It’s a known fact that artists have painted over previous works in order to reuse canvases. This has even included borrowed canvases, meaning that one artist would be painting over the work of another. This is typically one of those minute details that gets glossed over in the case of lesser artists, but the fact that Pablo Picasso painted his Woman Ironing over an earlier work has been a point of interest since it was discovered in the eighties. Thanks to a fresh batch of infrared images, the hidden work can be viewed in greater detail than ever.
The new infrared images were taken by John K. Delaney, senior imaging scientist at the National Gallery of Art in Washington, by request of the Guggenheim Museum where Woman Ironing currently resides. Using both hyper-spectral and multi-spectral infrared cameras, Delaney was able to reveal details about the underlying work that had previously gone undetected.
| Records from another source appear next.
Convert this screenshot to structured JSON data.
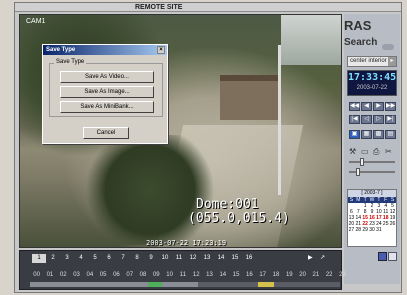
{
  "window": {
    "title": "REMOTE SITE"
  },
  "video": {
    "camera_label": "CAM1",
    "dome_line1": "Dome:001",
    "dome_line2": "(055.0,015.4)",
    "timestamp": "2003-07-22 17:23:19"
  },
  "dialog": {
    "title": "Save Type",
    "close_glyph": "×",
    "group_label": "Save Type",
    "buttons": [
      "Save As Video...",
      "Save As Image...",
      "Save As MiniBank..."
    ],
    "cancel_label": "Cancel"
  },
  "panel": {
    "logo_main": "RAS",
    "logo_sub": "Search",
    "site_selector": "center interior",
    "selector_arrow": "▸",
    "time": "17:33:45",
    "date": "2003-07-22",
    "calendar_header": "[ 2003-7 ]",
    "calendar_dow": [
      "S",
      "M",
      "T",
      "W",
      "T",
      "F",
      "S"
    ],
    "calendar_days": [
      "",
      "",
      "1",
      "2",
      "3",
      "4",
      "5",
      "6",
      "7",
      "8",
      "9",
      "10",
      "11",
      "12",
      "13",
      "14",
      "15",
      "16",
      "17",
      "18",
      "19",
      "20",
      "21",
      "22",
      "23",
      "24",
      "25",
      "26",
      "27",
      "28",
      "29",
      "30",
      "31",
      "",
      ""
    ]
  },
  "timeline": {
    "tabs": [
      "1",
      "2",
      "3",
      "4",
      "5",
      "6",
      "7",
      "8",
      "9",
      "10",
      "11",
      "12",
      "13",
      "14",
      "15",
      "16"
    ],
    "active_tab": "1",
    "hours": [
      "00",
      "01",
      "02",
      "03",
      "04",
      "05",
      "06",
      "07",
      "08",
      "09",
      "10",
      "11",
      "12",
      "13",
      "14",
      "15",
      "16",
      "17",
      "18",
      "19",
      "20",
      "21",
      "22",
      "23"
    ]
  },
  "colors": {
    "accent": "#2f5fbf",
    "record": "#c00000",
    "motion": "#4fae5a"
  }
}
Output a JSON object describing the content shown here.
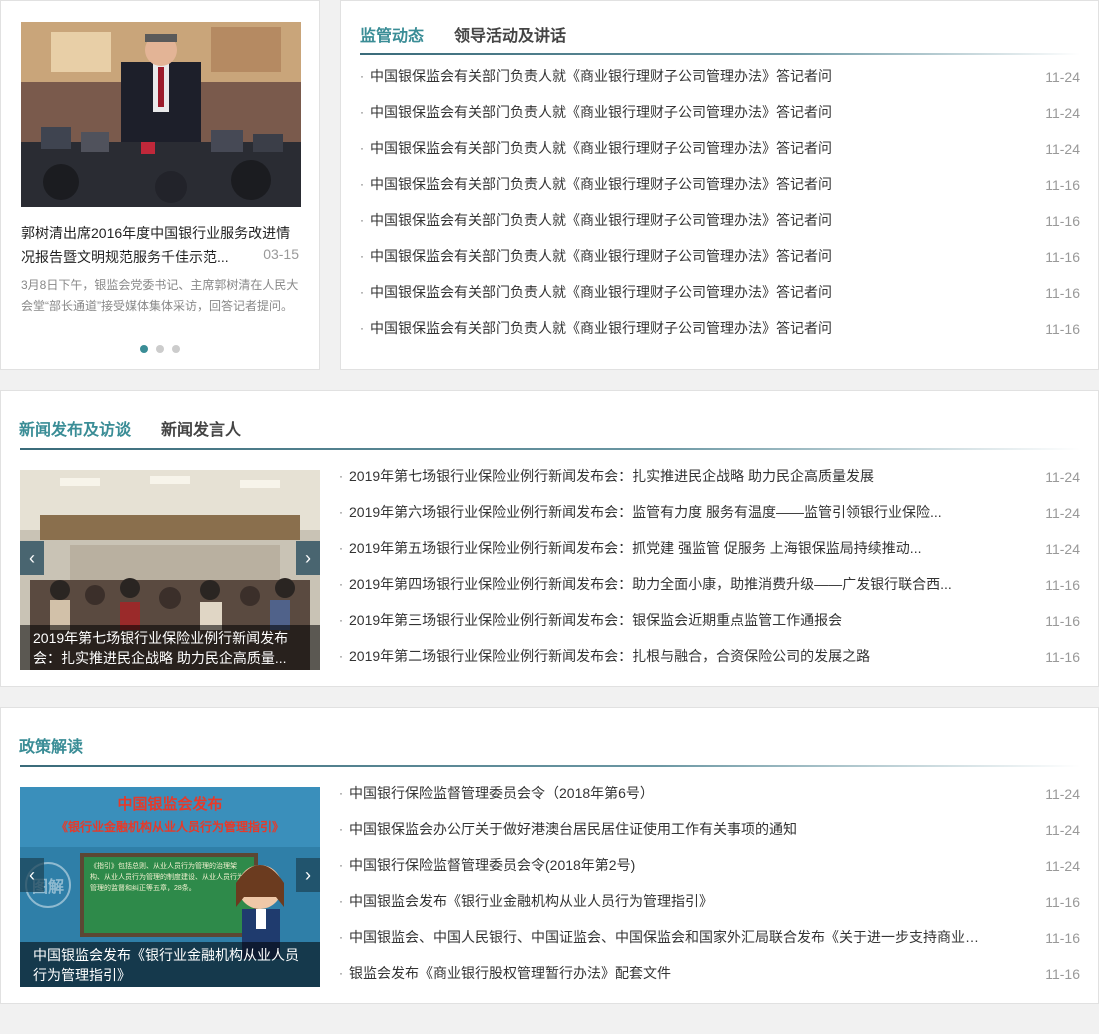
{
  "featured": {
    "title": "郭树清出席2016年度中国银行业服务改进情况报告暨文明规范服务千佳示范...",
    "date": "03-15",
    "summary": "3月8日下午，银监会党委书记、主席郭树清在人民大会堂“部长通道”接受媒体集体采访，回答记者提问。"
  },
  "regulatory": {
    "tabs": [
      "监管动态",
      "领导活动及讲话"
    ],
    "items": [
      {
        "text": "中国银保监会有关部门负责人就《商业银行理财子公司管理办法》答记者问",
        "date": "11-24"
      },
      {
        "text": "中国银保监会有关部门负责人就《商业银行理财子公司管理办法》答记者问",
        "date": "11-24"
      },
      {
        "text": "中国银保监会有关部门负责人就《商业银行理财子公司管理办法》答记者问",
        "date": "11-24"
      },
      {
        "text": "中国银保监会有关部门负责人就《商业银行理财子公司管理办法》答记者问",
        "date": "11-16"
      },
      {
        "text": "中国银保监会有关部门负责人就《商业银行理财子公司管理办法》答记者问",
        "date": "11-16"
      },
      {
        "text": "中国银保监会有关部门负责人就《商业银行理财子公司管理办法》答记者问",
        "date": "11-16"
      },
      {
        "text": "中国银保监会有关部门负责人就《商业银行理财子公司管理办法》答记者问",
        "date": "11-16"
      },
      {
        "text": "中国银保监会有关部门负责人就《商业银行理财子公司管理办法》答记者问",
        "date": "11-16"
      }
    ]
  },
  "press": {
    "tabs": [
      "新闻发布及访谈",
      "新闻发言人"
    ],
    "caption": "2019年第七场银行业保险业例行新闻发布会：扎实推进民企战略 助力民企高质量...",
    "items": [
      {
        "text": "2019年第七场银行业保险业例行新闻发布会：扎实推进民企战略 助力民企高质量发展",
        "date": "11-24"
      },
      {
        "text": "2019年第六场银行业保险业例行新闻发布会：监管有力度 服务有温度——监管引领银行业保险...",
        "date": "11-24"
      },
      {
        "text": "2019年第五场银行业保险业例行新闻发布会：抓党建 强监管 促服务 上海银保监局持续推动...",
        "date": "11-24"
      },
      {
        "text": "2019年第四场银行业保险业例行新闻发布会：助力全面小康，助推消费升级——广发银行联合西...",
        "date": "11-16"
      },
      {
        "text": "2019年第三场银行业保险业例行新闻发布会：银保监会近期重点监管工作通报会",
        "date": "11-16"
      },
      {
        "text": "2019年第二场银行业保险业例行新闻发布会：扎根与融合，合资保险公司的发展之路",
        "date": "11-16"
      }
    ]
  },
  "policy": {
    "tabs": [
      "政策解读"
    ],
    "caption": "中国银监会发布《银行业金融机构从业人员行为管理指引》",
    "poster": {
      "headline": "中国银监会发布",
      "subline": "《银行业金融机构从业人员行为管理指引》",
      "board_text": "《指引》包括总则、从业人员行为管理的治理架构、从业人员行为管理的制度建设、从业人员行为管理的监督和纠正等五章，28条。",
      "stamp": "图解"
    },
    "items": [
      {
        "text": "中国银行保险监督管理委员会令（2018年第6号）",
        "date": "11-24"
      },
      {
        "text": "中国银保监会办公厅关于做好港澳台居民居住证使用工作有关事项的通知",
        "date": "11-24"
      },
      {
        "text": "中国银行保险监督管理委员会令(2018年第2号)",
        "date": "11-24"
      },
      {
        "text": "中国银监会发布《银行业金融机构从业人员行为管理指引》",
        "date": "11-16"
      },
      {
        "text": "中国银监会、中国人民银行、中国证监会、中国保监会和国家外汇局联合发布《关于进一步支持商业银...",
        "date": "11-16"
      },
      {
        "text": "银监会发布《商业银行股权管理暂行办法》配套文件",
        "date": "11-16"
      }
    ]
  }
}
The hidden work depicts a man in a stance much like a self-portrait, but the mustache means that it’s not actually Picasso himself. Compared to the image from the eighties, there are a number of fine details that are now known. The shape of his eyes, for example, and the part in his hair weren’t clear in the earlier image. It’s a fairly significant upgrade, though it’s still not clear whom the painting represents.
The visible work, Woman Ironing, is currently part of the Guggenheim Museum’s Picasso Black and White exhibition, which runs until January 23rd of next year.